The BGH clearly measures against the latest standard harmonized by the ECJ. The OLG expresses itself misleadingly in this respect, but would apply today’s standards to the actual situation at the time of creation and deny protection to an object which, according to today’s standards, was not protectable on the basis of the facts at that time (in particular in view of the then known set of forms).
Questions of copyright law
Both the BGH and the OLG Braunschweig apply the current rules of copyright contract law also to an author who, like the plaintiff’s father as an employee of the defendant’s legal predecessor, is subject to Section 43 UrhG (authors in employment and service relationships). Both decisions consider the fairness compensation of Section 32a UrhG to be applicable without further ado even in such cases. However, this only concerns new cases that arose after the new regulation came into force at the end of March 2002.
Visualization aids for the court
Time and again, it becomes apparent that two worlds collide in copyright law: That of the creators and that of the lawyers who have to deal with the creators’ output. In a legal dispute over a piece of music, how does one convey the essence of the dispute if the court is not musically trained? In the field of applied art, how can one make it clear what is at stake? The designers usually have a well-developed spatial imagination, which the discerning judges, on the other hand, do not necessarily have.
That is why many a trial in this field has been won (or lost) because the two samples, “original” and “alleged imitation” were physically expedited into the courtroom – this may involve a not inconsiderable effort in the case of bulky objects.
But what can be done when the object in question does not fit into the courtroom or – as in the Braunschweig case concerning the authorship of the VW “Beetle” – the supposed original only exists as a design drawing? One of the questions at issue was whether the formative shapes of the later “Beetle” were already present in the subsequent drawings.
Here, the defendant party broke new ground with a visualization aid for the court in the form of a virtual model that could be displayed three-dimensionally in all conceivable views and juxtaposed with the subsequently executed vehicle.
Thus, even the layman could see that the design of the plaintiff’s side was by no means “smiling”, contrary to the plaintiff’s claim, because the hood in the alleged original was completely straight.

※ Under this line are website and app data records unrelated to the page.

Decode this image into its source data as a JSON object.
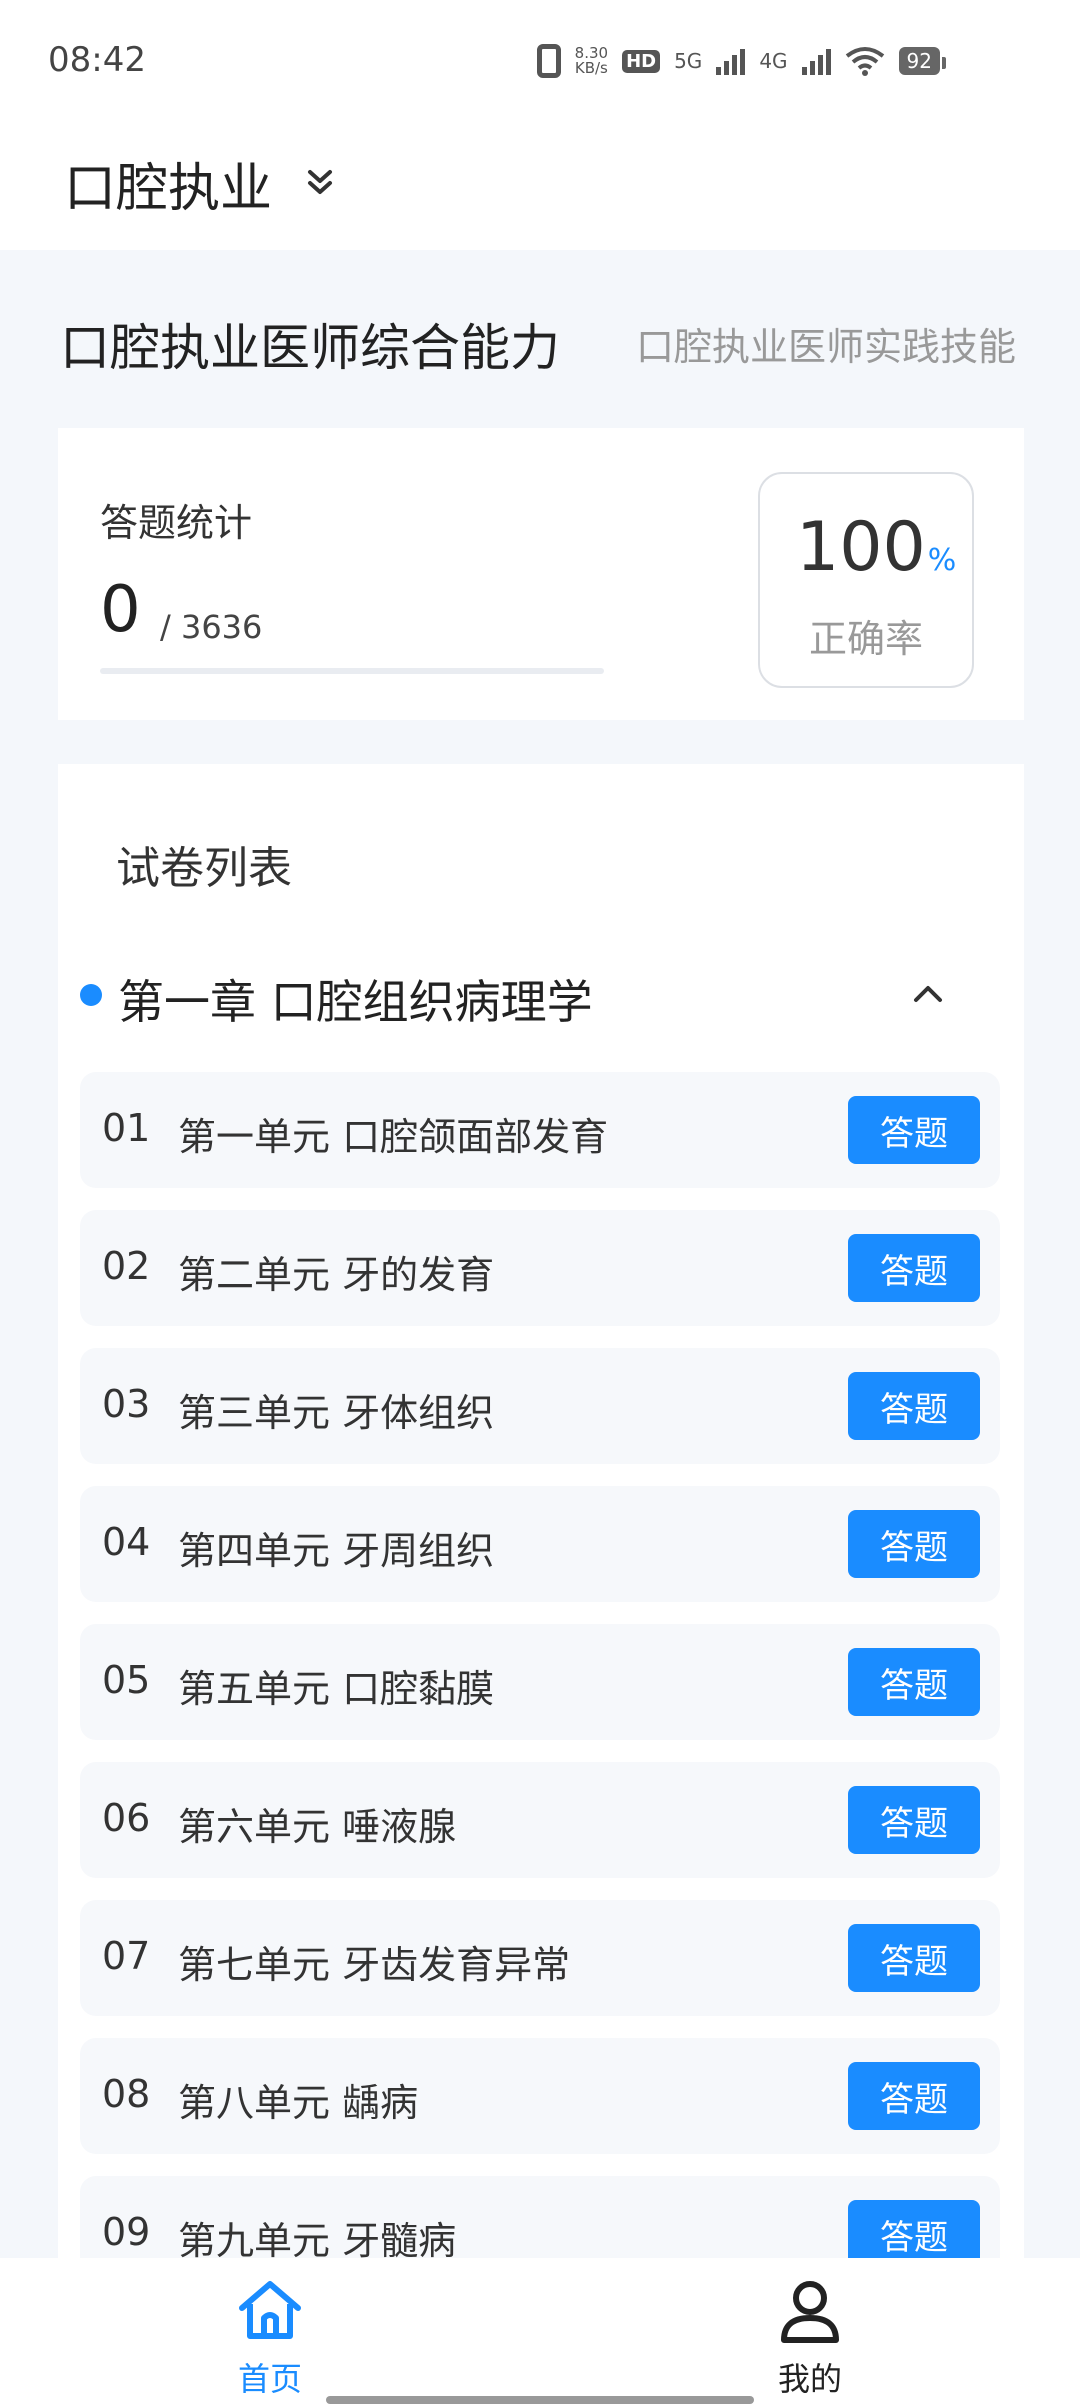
{
  "status_bar": {
    "time": "08:42",
    "net_speed_value": "8.30",
    "net_speed_unit": "KB/s",
    "hd": "HD",
    "sim1_label": "5G",
    "sim2_label": "4G",
    "battery": "92"
  },
  "header": {
    "title": "口腔执业",
    "dropdown_icon": "double-chevron-down-icon"
  },
  "subject_tabs": [
    {
      "label": "口腔执业医师综合能力",
      "active": true
    },
    {
      "label": "口腔执业医师实践技能",
      "active": false
    }
  ],
  "stats": {
    "title": "答题统计",
    "answered": "0",
    "total": "/ 3636",
    "progress": 0,
    "accuracy_value": "100",
    "accuracy_unit": "%",
    "accuracy_label": "正确率"
  },
  "paper_list": {
    "title": "试卷列表",
    "chapter": {
      "title": "第一章 口腔组织病理学",
      "expanded": true
    },
    "units": [
      {
        "num": "01",
        "name": "第一单元 口腔颌面部发育",
        "action": "答题"
      },
      {
        "num": "02",
        "name": "第二单元 牙的发育",
        "action": "答题"
      },
      {
        "num": "03",
        "name": "第三单元 牙体组织",
        "action": "答题"
      },
      {
        "num": "04",
        "name": "第四单元 牙周组织",
        "action": "答题"
      },
      {
        "num": "05",
        "name": "第五单元 口腔黏膜",
        "action": "答题"
      },
      {
        "num": "06",
        "name": "第六单元 唾液腺",
        "action": "答题"
      },
      {
        "num": "07",
        "name": "第七单元 牙齿发育异常",
        "action": "答题"
      },
      {
        "num": "08",
        "name": "第八单元 龋病",
        "action": "答题"
      },
      {
        "num": "09",
        "name": "第九单元 牙髓病",
        "action": "答题"
      }
    ]
  },
  "bottom_nav": {
    "home_label": "首页",
    "mine_label": "我的"
  },
  "colors": {
    "accent": "#1a8cff",
    "background": "#f4f7fb",
    "card": "#ffffff"
  }
}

The view from diagonally behind also shows that the executed Beetle followed a completely different design concept than the alleged original, recognizable from the protruding fenders, the running board and the rear section, which also ends in a bulge, in the executed vehicle. The OLG Braunschweig correctly subsumed on this basis.

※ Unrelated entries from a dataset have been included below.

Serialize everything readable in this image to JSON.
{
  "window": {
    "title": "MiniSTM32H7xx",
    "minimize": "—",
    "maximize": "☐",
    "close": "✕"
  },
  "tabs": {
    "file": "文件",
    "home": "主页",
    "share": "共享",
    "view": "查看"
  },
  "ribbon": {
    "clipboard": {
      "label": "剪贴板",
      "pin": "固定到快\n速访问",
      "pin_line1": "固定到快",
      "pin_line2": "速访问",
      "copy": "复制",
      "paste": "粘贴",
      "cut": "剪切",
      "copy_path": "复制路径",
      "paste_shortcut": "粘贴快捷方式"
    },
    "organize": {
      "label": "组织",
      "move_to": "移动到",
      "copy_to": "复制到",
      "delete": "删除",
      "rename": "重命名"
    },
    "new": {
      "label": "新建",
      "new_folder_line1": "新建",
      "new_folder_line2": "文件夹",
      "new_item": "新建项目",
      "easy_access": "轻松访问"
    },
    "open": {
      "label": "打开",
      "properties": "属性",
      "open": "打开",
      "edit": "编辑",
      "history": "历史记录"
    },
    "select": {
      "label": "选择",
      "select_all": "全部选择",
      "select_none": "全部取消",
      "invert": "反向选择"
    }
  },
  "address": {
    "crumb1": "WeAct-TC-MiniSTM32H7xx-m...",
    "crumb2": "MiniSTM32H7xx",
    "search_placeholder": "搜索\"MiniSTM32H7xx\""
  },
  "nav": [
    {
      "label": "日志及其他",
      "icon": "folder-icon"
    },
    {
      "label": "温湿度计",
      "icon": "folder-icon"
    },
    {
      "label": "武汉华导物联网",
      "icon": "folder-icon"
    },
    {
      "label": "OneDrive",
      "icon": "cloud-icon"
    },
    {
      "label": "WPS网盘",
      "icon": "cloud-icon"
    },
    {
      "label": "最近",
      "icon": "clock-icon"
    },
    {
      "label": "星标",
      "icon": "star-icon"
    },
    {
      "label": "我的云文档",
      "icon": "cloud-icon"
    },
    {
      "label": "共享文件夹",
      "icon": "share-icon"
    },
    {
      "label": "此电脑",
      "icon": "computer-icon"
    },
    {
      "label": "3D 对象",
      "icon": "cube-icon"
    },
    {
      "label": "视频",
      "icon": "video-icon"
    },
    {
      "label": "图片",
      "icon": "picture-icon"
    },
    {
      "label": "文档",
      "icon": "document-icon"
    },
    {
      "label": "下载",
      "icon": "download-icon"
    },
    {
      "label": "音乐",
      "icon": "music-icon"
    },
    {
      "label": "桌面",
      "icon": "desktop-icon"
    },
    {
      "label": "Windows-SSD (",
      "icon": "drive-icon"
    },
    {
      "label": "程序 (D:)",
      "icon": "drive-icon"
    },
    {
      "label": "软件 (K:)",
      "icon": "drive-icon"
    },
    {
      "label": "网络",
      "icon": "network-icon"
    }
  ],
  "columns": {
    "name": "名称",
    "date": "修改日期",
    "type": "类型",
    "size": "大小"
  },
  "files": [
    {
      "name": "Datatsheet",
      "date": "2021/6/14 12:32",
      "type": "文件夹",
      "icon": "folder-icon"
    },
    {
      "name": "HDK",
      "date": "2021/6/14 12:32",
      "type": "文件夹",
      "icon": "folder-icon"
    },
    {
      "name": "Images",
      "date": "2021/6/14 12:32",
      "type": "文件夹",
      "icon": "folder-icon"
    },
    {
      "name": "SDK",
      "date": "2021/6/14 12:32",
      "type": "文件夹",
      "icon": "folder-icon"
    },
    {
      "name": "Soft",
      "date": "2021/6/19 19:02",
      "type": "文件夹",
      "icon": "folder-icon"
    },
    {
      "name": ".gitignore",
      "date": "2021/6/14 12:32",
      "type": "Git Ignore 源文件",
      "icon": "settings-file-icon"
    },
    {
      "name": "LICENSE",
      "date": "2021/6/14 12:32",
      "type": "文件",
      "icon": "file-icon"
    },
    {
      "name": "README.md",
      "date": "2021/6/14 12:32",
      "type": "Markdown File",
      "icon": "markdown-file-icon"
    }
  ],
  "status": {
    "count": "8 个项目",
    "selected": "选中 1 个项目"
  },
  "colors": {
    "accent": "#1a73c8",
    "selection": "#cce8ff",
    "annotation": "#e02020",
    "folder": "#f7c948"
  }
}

Such visualization aids can be produced with current CAD technology with manageable effort, even if under certain circumstances not always in such high quality as shown here.
The great willingness (one could almost say relief) with which the recognizing court made use of this assistance shows how important it can be, especially in the field of applied art, to argue as much visually as linguistically.